- Ignore your pain. ...
- Stretch your tendon. ...
- Massage your tendon. ...
- Be worried about the images of your tendon. ...
- Be worried about rupture.
Heat may be more helpful for chronic tendon pain, often called tendinopathy or tendinosis. Heat can increase blood flow, which may help promote healing of the tendon. Heat also relaxes muscles, which can relieve pain.What is the best anti inflammatory drug for tendonitis? ›
Doctors may recommend over-the-counter nonsteroidal anti-inflammatory drugs (NSAIDs), such as ibuprofen or naproxen, to reduce inflammation in the bursa and tendon and relieve pain. These medications are typically recommended for a few weeks while the body heals.Should you push through tendonitis? ›
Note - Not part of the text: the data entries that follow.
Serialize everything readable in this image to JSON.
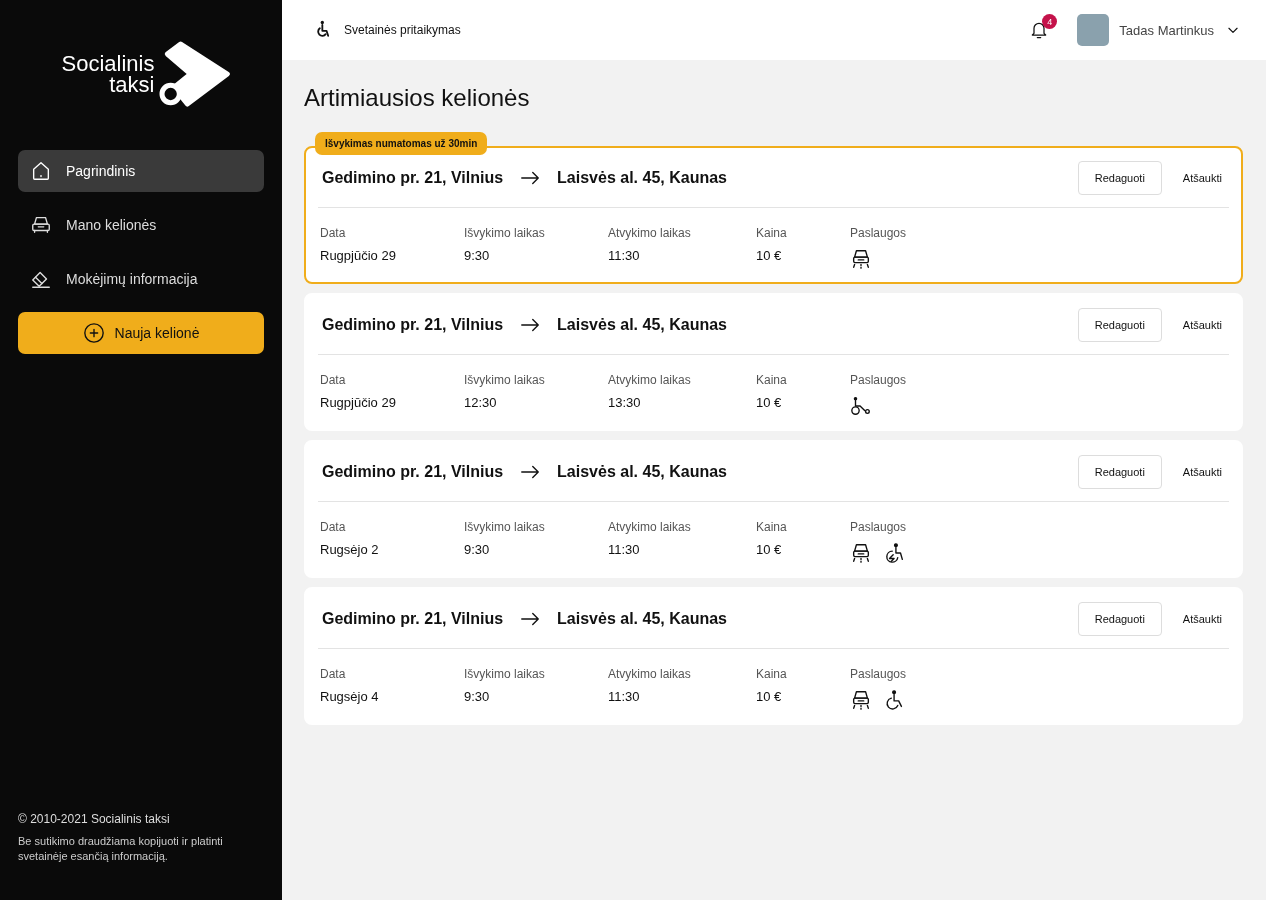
{
  "sidebar": {
    "logo": {
      "line1": "Socialinis",
      "line2": "taksi"
    },
    "items": [
      {
        "label": "Pagrindinis",
        "selected": true
      },
      {
        "label": "Mano kelionės",
        "selected": false
      },
      {
        "label": "Mokėjimų informacija",
        "selected": false
      }
    ],
    "new_trip_button": "Nauja kelionė",
    "footer": {
      "copyright": "© 2010-2021 Socialinis taksi",
      "notice": "Be sutikimo draudžiama kopijuoti ir platinti svetainėje esančią informaciją."
    }
  },
  "topbar": {
    "accessibility": "Svetainės pritaikymas",
    "notifications": "4",
    "user": "Tadas Martinkus"
  },
  "page_title": "Artimiausios kelionės",
  "trips": [
    {
      "badge": "Išvykimas numatomas už 30min",
      "highlighted": true,
      "from": "Gedimino pr. 21, Vilnius",
      "to": "Laisvės al. 45, Kaunas",
      "fields": [
        {
          "label": "Data",
          "value": "Rugpjūčio 29"
        },
        {
          "label": "Išvykimo laikas",
          "value": "9:30"
        },
        {
          "label": "Atvykimo laikas",
          "value": "11:30"
        },
        {
          "label": "Kaina",
          "value": "10 €"
        }
      ],
      "services_label": "Paslaugos",
      "services": [
        {
          "kind": "car"
        }
      ],
      "buttons": [
        "Redaguoti",
        "Atšaukti"
      ]
    },
    {
      "highlighted": false,
      "from": "Gedimino pr. 21, Vilnius",
      "to": "Laisvės al. 45, Kaunas",
      "fields": [
        {
          "label": "Data",
          "value": "Rugpjūčio 29"
        },
        {
          "label": "Išvykimo laikas",
          "value": "12:30"
        },
        {
          "label": "Atvykimo laikas",
          "value": "13:30"
        },
        {
          "label": "Kaina",
          "value": "10 €"
        }
      ],
      "services_label": "Paslaugos",
      "services": [
        {
          "kind": "scooter"
        }
      ],
      "buttons": [
        "Redaguoti",
        "Atšaukti"
      ]
    },
    {
      "highlighted": false,
      "from": "Gedimino pr. 21, Vilnius",
      "to": "Laisvės al. 45, Kaunas",
      "fields": [
        {
          "label": "Data",
          "value": "Rugsėjo 2"
        },
        {
          "label": "Išvykimo laikas",
          "value": "9:30"
        },
        {
          "label": "Atvykimo laikas",
          "value": "11:30"
        },
        {
          "label": "Kaina",
          "value": "10 €"
        }
      ],
      "services_label": "Paslaugos",
      "services": [
        {
          "kind": "car"
        },
        {
          "kind": "power-wheelchair"
        }
      ],
      "buttons": [
        "Redaguoti",
        "Atšaukti"
      ]
    },
    {
      "highlighted": false,
      "from": "Gedimino pr. 21, Vilnius",
      "to": "Laisvės al. 45, Kaunas",
      "fields": [
        {
          "label": "Data",
          "value": "Rugsėjo 4"
        },
        {
          "label": "Išvykimo laikas",
          "value": "9:30"
        },
        {
          "label": "Atvykimo laikas",
          "value": "11:30"
        },
        {
          "label": "Kaina",
          "value": "10 €"
        }
      ],
      "services_label": "Paslaugos",
      "services": [
        {
          "kind": "car"
        },
        {
          "kind": "wheelchair"
        }
      ],
      "buttons": [
        "Redaguoti",
        "Atšaukti"
      ]
    }
  ]
}
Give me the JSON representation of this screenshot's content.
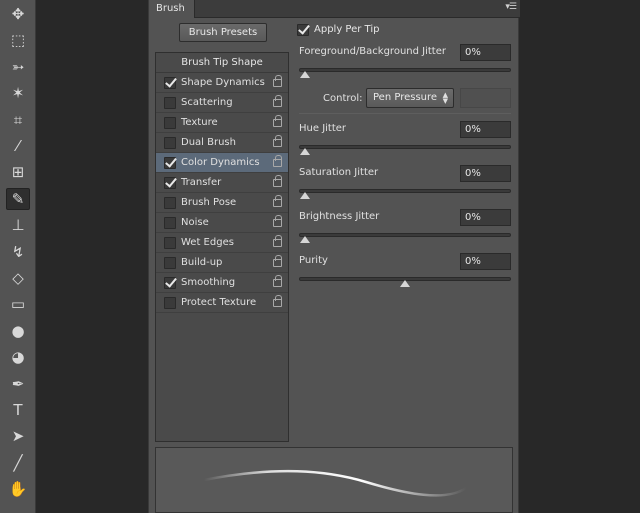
{
  "toolbar": {
    "tools": [
      {
        "name": "move-tool-icon",
        "glyph": "✥",
        "active": false
      },
      {
        "name": "marquee-tool-icon",
        "glyph": "⬚",
        "active": false
      },
      {
        "name": "lasso-tool-icon",
        "glyph": "➳",
        "active": false
      },
      {
        "name": "magic-wand-tool-icon",
        "glyph": "✶",
        "active": false
      },
      {
        "name": "crop-tool-icon",
        "glyph": "⌗",
        "active": false
      },
      {
        "name": "eyedropper-tool-icon",
        "glyph": "⁄",
        "active": false
      },
      {
        "name": "healing-brush-tool-icon",
        "glyph": "⊞",
        "active": false
      },
      {
        "name": "brush-tool-icon",
        "glyph": "✎",
        "active": true
      },
      {
        "name": "clone-stamp-tool-icon",
        "glyph": "⊥",
        "active": false
      },
      {
        "name": "history-brush-tool-icon",
        "glyph": "↯",
        "active": false
      },
      {
        "name": "eraser-tool-icon",
        "glyph": "◇",
        "active": false
      },
      {
        "name": "gradient-tool-icon",
        "glyph": "▭",
        "active": false
      },
      {
        "name": "blur-tool-icon",
        "glyph": "●",
        "active": false
      },
      {
        "name": "dodge-tool-icon",
        "glyph": "◕",
        "active": false
      },
      {
        "name": "pen-tool-icon",
        "glyph": "✒",
        "active": false
      },
      {
        "name": "type-tool-icon",
        "glyph": "T",
        "active": false
      },
      {
        "name": "path-selection-tool-icon",
        "glyph": "➤",
        "active": false
      },
      {
        "name": "line-tool-icon",
        "glyph": "╱",
        "active": false
      },
      {
        "name": "hand-tool-icon",
        "glyph": "✋",
        "active": false
      }
    ]
  },
  "panel": {
    "tab_label": "Brush",
    "presets_button": "Brush Presets",
    "list_header": "Brush Tip Shape",
    "items": [
      {
        "label": "Shape Dynamics",
        "checked": true,
        "selected": false
      },
      {
        "label": "Scattering",
        "checked": false,
        "selected": false
      },
      {
        "label": "Texture",
        "checked": false,
        "selected": false
      },
      {
        "label": "Dual Brush",
        "checked": false,
        "selected": false
      },
      {
        "label": "Color Dynamics",
        "checked": true,
        "selected": true
      },
      {
        "label": "Transfer",
        "checked": true,
        "selected": false
      },
      {
        "label": "Brush Pose",
        "checked": false,
        "selected": false
      },
      {
        "label": "Noise",
        "checked": false,
        "selected": false
      },
      {
        "label": "Wet Edges",
        "checked": false,
        "selected": false
      },
      {
        "label": "Build-up",
        "checked": false,
        "selected": false
      },
      {
        "label": "Smoothing",
        "checked": true,
        "selected": false
      },
      {
        "label": "Protect Texture",
        "checked": false,
        "selected": false
      }
    ],
    "apply_per_tip": {
      "label": "Apply Per Tip",
      "checked": true
    },
    "fg_bg_jitter": {
      "label": "Foreground/Background Jitter",
      "value": "0%",
      "fraction": 0.0
    },
    "control": {
      "label": "Control:",
      "value": "Pen Pressure"
    },
    "hue_jitter": {
      "label": "Hue Jitter",
      "value": "0%",
      "fraction": 0.0
    },
    "saturation_jitter": {
      "label": "Saturation Jitter",
      "value": "0%",
      "fraction": 0.0
    },
    "brightness_jitter": {
      "label": "Brightness Jitter",
      "value": "0%",
      "fraction": 0.0
    },
    "purity": {
      "label": "Purity",
      "value": "0%",
      "fraction": 0.5
    }
  },
  "colors": {
    "selected_row": "#5c6a7a",
    "panel_bg": "#535353"
  }
}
Do – Ease back on training. While continuing to move and keep the tendons under some resistance is critical to a faster recovery . Pushing through pain will only aggravate the issue and lead to chronic pain.Should I keep walking with tendonitis? ›
Even fast walking would likely be ok - but if too painful, try using an insert in the heel (available at most drug stores). This shortens the length of the Achilles tendon and relieves some of the stress.
Treatment most often starts with home care, including rest, ice, and over-the-counter pain medicines. Your doctor may also suggest physiotherapy. For a severe or long-lasting injury, your doctor may prescribe a brace, a splint, a sling, or crutches to allow tendons to rest and heal.Does Epsom salt help with tendonitis? ›
Epsom salts are specifically thought to be a good treatment mainly for muscle pain from over-exertion (delayed-onset muscle soreness), arthritis, myofascial pain syndrome (“trigger points”), fibromyalgia, but also for speeding healing1 from minor injuries such as muscle strains and tendinitis.Is tendonitis permanent? ›
When properly treated, most tendinitis conditions don't result in permanent joint damage or disability.